So, you are thinking of breeding you mare? Great - this can be a rewarding experience but before you go any further, please take a few minutes to read this article and ask a few questions, writes Mike Gulliford. Responsible breeders set themselves a target as to what they want to breed and why. First of all list your aims and objectives in creating a foal. What do you plan to do with it? Answer honestly and define your reasons and goals.
The next thing you need to do is to take a good long look at your mare. It is very difficult to be objective about your own horse but you need to have an idea of the bad points which you would like to try and improve upon in any off-spring. You also need to know what good points you wish to enhance. Sit down with a piece of paper and write a list of good points and bad points. Ask other people for their opinions but be prepared for criticism and the possibility that expert opinion may advise against you passing your mare’s genes onto the next generation.
Breeding a foal is not cheap and you should decide upon your budget. Ask yourself how much have you got to spend on the stud fee? What are the keep costs likely to be? What other costs are likely to be incurred such as vet’s bills, transportation costs and so on?
Having decided upon your aims and objectives, the quality of your mare and your budget, you can now go stallion shopping. Look in equine publications and online where the adverts will give you an opportunity to see what the stallion looks like.
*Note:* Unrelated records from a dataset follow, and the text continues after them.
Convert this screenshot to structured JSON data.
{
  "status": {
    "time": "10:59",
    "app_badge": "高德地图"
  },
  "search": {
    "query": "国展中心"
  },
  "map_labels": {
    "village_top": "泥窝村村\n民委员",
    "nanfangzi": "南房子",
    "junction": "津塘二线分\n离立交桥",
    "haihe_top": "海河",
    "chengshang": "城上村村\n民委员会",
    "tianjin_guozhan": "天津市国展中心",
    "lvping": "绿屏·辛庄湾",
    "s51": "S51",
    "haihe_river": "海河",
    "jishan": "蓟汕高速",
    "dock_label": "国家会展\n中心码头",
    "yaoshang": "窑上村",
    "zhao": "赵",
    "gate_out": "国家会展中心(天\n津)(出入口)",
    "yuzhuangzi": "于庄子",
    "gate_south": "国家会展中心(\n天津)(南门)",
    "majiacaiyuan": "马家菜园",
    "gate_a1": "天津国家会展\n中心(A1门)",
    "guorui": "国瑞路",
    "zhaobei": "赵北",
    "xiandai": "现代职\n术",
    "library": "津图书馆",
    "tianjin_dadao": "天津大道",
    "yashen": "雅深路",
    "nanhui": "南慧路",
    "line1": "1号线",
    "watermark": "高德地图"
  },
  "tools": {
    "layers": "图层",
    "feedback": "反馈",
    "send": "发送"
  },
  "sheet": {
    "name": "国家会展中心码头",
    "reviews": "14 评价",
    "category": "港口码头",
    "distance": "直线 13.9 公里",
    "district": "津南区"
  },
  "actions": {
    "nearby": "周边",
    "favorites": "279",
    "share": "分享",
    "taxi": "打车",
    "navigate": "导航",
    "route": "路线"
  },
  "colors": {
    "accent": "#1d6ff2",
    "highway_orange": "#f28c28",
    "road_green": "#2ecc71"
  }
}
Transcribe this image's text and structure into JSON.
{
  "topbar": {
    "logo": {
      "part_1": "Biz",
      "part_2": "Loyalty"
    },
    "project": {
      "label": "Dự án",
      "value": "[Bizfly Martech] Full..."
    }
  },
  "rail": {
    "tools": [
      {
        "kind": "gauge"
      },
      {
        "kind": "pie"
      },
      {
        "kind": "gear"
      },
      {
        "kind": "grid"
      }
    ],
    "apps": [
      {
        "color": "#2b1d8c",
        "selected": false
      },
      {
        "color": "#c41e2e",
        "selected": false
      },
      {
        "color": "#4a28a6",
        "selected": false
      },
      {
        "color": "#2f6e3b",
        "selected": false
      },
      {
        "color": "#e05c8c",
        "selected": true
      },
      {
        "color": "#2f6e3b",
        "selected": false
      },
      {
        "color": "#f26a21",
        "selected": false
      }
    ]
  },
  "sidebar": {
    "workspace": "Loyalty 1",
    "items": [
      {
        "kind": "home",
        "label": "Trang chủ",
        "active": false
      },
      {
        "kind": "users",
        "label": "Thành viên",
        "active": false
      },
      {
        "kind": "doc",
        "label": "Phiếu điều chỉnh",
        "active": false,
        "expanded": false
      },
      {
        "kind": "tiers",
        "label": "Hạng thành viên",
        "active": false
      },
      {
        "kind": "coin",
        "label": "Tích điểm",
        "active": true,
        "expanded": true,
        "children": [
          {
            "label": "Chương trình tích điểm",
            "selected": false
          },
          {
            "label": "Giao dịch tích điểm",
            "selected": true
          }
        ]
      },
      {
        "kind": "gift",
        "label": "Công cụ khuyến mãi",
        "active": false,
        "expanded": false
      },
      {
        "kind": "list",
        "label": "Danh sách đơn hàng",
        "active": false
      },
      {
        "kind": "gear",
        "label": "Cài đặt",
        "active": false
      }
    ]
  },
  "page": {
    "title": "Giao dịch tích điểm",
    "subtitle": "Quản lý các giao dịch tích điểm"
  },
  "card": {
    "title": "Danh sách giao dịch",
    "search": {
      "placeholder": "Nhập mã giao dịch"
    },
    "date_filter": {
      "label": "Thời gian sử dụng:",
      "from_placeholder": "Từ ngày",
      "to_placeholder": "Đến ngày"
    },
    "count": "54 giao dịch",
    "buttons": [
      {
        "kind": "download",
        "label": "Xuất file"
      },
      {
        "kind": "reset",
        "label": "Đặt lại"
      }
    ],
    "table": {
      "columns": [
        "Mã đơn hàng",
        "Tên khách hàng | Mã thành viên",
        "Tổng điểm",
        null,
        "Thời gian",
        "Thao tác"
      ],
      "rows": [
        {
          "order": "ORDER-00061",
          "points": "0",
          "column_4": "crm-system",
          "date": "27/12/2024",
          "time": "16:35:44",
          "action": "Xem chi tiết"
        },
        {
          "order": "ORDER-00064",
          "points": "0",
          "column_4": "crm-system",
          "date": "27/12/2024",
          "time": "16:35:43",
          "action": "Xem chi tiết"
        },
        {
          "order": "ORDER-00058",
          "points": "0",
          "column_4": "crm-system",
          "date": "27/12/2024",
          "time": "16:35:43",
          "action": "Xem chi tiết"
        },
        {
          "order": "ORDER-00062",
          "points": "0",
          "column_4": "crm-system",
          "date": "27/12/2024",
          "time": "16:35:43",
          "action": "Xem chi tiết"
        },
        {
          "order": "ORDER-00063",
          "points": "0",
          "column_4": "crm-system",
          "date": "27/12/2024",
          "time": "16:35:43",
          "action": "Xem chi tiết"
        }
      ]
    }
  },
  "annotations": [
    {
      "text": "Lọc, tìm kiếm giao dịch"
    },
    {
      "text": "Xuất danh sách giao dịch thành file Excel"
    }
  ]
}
Make a list of the stallions you like and which you feel will meet your criteria. Armed with this, contact the studs and ask for details of stud fees and keep costs. Once you have the information, make a short list of stallions and, where possible, arrange to see the stallions in the flesh or on video. At the end of the day this is the best way of judging. Only by looking at him can you assess his movement and temperament. Ask to see any progeny as this will give you an idea of whether he stamps his offspring as being of a certain type. Also, ask about his fertility.
The stallion of your choice will be offered for natural covering or artificial insemination (AI). Studs that accept mares in for breeding will normally ask that your mare be swabbed for Contagious Equine Metritis (CEM) but they may also ask that she be tested clear of Equine Viral Arteritis (EVA). You also need to know what terms apply with regards to stud fees and pregnancy and whether a live foal guarantee is offered. As with all things, this advice is open to interpretation. But, if you do nothing else as you embark on producing your first foal, do bare in mind his future. Fast forward four years - you want to make sure that your three year old is a horse that is valued be it by you or someone else.
- Ask yourself why you want to breed a foal and what his purpose in life is going to be
- Be aware that you rarely make money out of breeding
- Be realistic about your mare’s good and bad points and select a stallion that compliments her
- Make every effort to see stallions in the flesh or on film. It is also wise to check out their progeny
- Take into account the whole cost of breeding
- Make sure to have your mare swabbed for CEM
- Visit the stud before you send your mare away and raise any concerns well in advance
Mike Gulliford established the Artificial Insemination Centre in Bristol www.theaicentre.co.uk